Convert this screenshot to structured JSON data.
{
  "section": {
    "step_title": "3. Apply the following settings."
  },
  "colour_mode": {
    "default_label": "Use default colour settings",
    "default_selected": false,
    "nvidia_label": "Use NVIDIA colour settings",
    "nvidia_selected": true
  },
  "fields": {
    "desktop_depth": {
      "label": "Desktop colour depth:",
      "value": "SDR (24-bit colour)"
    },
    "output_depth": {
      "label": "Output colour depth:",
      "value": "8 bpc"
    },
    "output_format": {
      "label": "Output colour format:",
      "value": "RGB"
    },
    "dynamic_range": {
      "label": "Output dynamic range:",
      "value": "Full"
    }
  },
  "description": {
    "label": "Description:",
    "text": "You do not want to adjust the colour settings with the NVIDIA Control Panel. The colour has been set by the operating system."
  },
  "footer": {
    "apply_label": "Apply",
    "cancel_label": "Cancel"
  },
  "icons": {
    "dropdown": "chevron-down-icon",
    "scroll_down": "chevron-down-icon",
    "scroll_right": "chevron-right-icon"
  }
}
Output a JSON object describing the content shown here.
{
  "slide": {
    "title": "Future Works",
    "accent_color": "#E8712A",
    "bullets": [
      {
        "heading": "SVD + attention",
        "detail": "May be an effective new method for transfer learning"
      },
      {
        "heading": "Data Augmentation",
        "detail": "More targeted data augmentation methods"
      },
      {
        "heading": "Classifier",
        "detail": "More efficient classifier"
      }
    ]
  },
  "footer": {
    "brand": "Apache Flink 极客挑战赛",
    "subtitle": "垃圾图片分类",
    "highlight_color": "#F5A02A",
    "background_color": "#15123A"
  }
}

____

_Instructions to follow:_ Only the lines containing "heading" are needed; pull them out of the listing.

_Reply to the exercise:_
        "heading": "SVD + attention",
        "heading": "Data Augmentation",
        "heading": "Classifier",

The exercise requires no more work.